Being found guilty of a crime is a terrifying experience that may leave you feeling defeated. However, you don't have to accept this verdict as final. If you believe your case outcome was unjustified or unfair, with the help of an appellate attorney, you can appeal the conviction of your criminal case to pursue different judgment at a new trial.
But before your new court date is scheduled and you have a shot at a second chance, there's a process in Bucks County that you'll have to go through. For the purposes of this article, we'll explain what to expect during the Bucks County criminal appeals process.
Filing an Appeal in Bucks County
First and foremost, the right to appeal is only available for defendants who pleaded “not guilty” in a trial (Guilty pleas require a motion to withdraw a plea before an appeal can be granted; barring extremely-narrow circumstances otherwise.)
Since this process is almost always drawn out and complex, it is recommended that all defendants proceed with the assistance of an experienced attorney who's been through this process in this county before. Without representation, you run the risk of missing important deadlines, leaving out important details, or making any other dire mistake that could jeopardize your chances of getting a hearing.
Sufficient legal grounds must be established by your attorney in order for an appeal to be granted. In simpler terms, you must have a good reason for wanting to appeal a trial. Mere dissatisfaction with a case outcome is not enough. Some common legal grounds for appealing include:
- Inadmissible evidence: perhaps the evidence in your case was collected illegally or do not follow the established rules of evidence upheld by the court.

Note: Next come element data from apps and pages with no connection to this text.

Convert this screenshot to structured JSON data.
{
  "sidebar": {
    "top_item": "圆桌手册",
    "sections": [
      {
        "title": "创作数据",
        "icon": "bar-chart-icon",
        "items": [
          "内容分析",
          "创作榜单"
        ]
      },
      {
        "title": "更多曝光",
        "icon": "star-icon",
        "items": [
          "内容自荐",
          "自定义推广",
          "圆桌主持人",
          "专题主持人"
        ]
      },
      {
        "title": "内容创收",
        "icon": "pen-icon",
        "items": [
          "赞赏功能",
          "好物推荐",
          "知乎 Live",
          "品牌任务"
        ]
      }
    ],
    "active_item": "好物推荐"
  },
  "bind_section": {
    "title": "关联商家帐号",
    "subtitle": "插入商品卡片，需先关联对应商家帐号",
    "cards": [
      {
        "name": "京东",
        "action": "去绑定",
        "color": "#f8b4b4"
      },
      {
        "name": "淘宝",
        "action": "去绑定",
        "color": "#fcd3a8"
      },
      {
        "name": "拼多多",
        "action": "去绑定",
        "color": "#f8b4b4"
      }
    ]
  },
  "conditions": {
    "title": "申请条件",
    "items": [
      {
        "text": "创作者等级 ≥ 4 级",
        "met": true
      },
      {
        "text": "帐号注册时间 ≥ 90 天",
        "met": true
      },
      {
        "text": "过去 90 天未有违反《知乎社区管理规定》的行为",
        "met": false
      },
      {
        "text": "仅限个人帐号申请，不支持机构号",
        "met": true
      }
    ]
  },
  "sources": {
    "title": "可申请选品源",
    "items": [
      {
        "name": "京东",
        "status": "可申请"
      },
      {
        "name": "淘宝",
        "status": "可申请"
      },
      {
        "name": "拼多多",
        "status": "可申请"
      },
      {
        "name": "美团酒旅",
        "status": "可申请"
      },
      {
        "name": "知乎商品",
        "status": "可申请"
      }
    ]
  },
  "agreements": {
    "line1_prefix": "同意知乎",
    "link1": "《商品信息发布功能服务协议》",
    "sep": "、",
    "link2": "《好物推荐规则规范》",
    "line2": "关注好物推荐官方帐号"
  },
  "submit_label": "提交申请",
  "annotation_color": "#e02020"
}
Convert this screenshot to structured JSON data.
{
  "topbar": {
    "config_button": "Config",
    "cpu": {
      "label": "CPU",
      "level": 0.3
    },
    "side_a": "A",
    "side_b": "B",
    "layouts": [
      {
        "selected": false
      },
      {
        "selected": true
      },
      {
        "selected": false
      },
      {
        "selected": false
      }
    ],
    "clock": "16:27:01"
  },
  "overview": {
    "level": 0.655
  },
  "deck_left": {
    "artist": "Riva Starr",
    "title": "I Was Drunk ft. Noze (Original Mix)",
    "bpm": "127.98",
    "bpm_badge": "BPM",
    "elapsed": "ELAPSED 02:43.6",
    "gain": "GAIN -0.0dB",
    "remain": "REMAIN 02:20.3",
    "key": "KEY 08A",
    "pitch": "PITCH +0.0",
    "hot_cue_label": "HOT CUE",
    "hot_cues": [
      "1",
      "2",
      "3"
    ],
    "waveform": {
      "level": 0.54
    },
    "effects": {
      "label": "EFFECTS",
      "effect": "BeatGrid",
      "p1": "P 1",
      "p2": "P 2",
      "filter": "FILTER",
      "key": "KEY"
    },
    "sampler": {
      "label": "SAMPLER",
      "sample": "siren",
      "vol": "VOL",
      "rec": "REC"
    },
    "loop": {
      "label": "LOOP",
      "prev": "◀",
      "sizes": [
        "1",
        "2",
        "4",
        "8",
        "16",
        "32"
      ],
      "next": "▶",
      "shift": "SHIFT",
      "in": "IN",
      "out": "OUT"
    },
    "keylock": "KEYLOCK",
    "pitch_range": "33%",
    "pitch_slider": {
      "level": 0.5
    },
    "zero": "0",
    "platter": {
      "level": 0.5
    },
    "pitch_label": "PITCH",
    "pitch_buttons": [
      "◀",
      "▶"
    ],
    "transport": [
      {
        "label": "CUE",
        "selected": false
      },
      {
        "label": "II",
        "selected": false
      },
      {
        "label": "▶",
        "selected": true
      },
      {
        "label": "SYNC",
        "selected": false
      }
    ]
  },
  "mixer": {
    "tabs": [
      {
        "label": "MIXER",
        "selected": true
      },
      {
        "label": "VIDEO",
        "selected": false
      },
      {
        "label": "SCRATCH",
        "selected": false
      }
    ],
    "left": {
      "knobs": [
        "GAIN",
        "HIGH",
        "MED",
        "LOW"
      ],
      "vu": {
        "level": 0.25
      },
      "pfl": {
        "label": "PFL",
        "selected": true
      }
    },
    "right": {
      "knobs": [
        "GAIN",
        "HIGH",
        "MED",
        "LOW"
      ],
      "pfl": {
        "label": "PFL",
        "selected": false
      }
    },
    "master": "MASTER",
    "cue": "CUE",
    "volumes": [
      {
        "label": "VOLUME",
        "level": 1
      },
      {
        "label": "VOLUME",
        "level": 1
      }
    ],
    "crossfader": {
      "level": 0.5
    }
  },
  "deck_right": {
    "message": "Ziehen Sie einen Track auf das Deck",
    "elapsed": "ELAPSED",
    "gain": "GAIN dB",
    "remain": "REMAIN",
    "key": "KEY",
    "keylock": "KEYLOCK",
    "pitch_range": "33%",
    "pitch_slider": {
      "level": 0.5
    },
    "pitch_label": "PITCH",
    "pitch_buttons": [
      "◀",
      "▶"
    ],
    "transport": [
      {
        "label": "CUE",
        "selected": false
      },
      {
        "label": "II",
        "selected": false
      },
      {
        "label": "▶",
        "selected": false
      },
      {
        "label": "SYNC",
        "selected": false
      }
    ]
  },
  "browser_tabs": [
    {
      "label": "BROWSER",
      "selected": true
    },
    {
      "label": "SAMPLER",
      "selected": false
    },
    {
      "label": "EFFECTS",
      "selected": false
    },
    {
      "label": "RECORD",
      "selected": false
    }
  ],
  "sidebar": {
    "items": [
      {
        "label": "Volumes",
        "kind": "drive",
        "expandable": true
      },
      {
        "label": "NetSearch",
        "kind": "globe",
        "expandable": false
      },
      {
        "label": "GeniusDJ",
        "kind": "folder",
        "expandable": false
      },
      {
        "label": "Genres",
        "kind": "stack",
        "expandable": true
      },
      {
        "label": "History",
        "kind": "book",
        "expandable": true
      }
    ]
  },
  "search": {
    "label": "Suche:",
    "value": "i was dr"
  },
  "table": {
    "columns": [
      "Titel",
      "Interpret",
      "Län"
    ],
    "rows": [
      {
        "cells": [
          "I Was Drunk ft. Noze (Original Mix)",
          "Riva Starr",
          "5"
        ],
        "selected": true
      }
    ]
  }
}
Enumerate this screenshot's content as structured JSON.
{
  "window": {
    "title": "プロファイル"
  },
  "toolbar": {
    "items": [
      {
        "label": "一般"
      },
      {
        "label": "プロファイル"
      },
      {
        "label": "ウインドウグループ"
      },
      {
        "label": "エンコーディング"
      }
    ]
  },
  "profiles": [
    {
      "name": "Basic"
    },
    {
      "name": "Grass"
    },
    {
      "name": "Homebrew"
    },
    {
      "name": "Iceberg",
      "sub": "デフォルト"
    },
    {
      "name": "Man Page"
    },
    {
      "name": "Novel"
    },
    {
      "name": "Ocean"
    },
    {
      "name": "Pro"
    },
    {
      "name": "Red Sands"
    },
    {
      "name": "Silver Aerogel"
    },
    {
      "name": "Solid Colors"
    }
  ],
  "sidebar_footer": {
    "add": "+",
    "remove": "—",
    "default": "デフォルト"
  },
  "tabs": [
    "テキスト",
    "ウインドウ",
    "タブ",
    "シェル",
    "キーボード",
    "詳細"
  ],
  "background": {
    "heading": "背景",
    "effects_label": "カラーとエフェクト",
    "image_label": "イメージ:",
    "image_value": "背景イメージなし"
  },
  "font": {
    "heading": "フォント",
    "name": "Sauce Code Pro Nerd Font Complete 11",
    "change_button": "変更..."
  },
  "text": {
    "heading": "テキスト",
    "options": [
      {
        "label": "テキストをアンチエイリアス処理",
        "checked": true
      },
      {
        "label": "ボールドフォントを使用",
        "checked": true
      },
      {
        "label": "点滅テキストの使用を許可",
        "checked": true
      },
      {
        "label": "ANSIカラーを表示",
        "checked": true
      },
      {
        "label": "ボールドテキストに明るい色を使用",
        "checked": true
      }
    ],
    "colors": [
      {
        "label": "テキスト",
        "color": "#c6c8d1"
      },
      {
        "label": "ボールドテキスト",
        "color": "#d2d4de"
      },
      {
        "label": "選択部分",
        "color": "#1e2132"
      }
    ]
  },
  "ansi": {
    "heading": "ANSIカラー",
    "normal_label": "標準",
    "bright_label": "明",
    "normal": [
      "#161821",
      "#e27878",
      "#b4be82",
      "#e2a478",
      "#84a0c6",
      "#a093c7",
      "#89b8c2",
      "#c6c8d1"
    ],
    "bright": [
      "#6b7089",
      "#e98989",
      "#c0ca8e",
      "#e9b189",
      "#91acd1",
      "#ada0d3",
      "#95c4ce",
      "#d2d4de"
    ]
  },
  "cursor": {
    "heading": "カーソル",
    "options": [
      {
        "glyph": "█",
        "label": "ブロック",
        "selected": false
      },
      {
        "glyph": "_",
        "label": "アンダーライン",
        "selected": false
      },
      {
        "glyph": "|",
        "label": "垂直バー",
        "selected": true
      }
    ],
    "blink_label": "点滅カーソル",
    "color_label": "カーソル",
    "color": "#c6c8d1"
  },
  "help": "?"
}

- Lack of sufficient evidence: there must be evidence in a case that proves a defendant committed a crime “beyond a reasonable doubt.” If that evidentiary standard was not met, your case can be appealed.
- Plain error: a procedural error was made in court that affected your rights.
These grounds will be listed in the notice of appeal and sent to the Bucks County Clerk of the Common Pleas. Your defense attorney will take care of this step for you.
Time Limit and Fees
In Bucks County, you must file an appeal within 30 days of the date the Magisterial District Judge made the judgment. If the 30th day falls on a weekend or holiday, you have until the next weekday that the Common Pleas Court is open to file your appeal. The Bucks County Court of Common Pleas charges a $55.50 non-refundable fee for filing the notice of appeal.
From here on, you'll receive something called a criminal docketing statement and numerous documents and paperwork to fill out. After these documents have been submitted, the oral arguments will begin.
Oral arguments are usually very short, and take place before a judge. Based on your appeal, he or she will make one of three decisions: modify, affirm, or vacate your appeal. If “vacate” is chosen, it means the judge ruled in your favor and you'll be granted a new trial. Although the term “affirm” sounds positive, it means that the judge ruled against you and affirmed the original court's ruling. If the judge chooses “modify,” the panel only partially supports the ruling and will change parts of it if need be.
New appeal hearings from the Pennsylvania Magisterial District Court level begin at the Court of Common Pleas, but if you lose here, there are higher courts like the Superior Court of Pennsylvania, and thereafter if granted the right to pursue the appeal further, the Supreme Court of Pennsylvania that you can appeal to. If you win in the Superior Court, you can either have your case dismissed or you'll be given a reduced sentence, or the prosecutor can choose to appeal this decision to a higher court for a new ruling.
Bucks County Appellate Attorney
For a more detailed account of the Bucks County appeals process, you should contact skilled and experienced appellate attorney Joseph D. Lento. He can help you evaluate whether an appeal is an ideal option for you. He's helped many of his clients successfully overturn their convictions and win their new trials. Contact him today online or by phone at (215) 535-5353.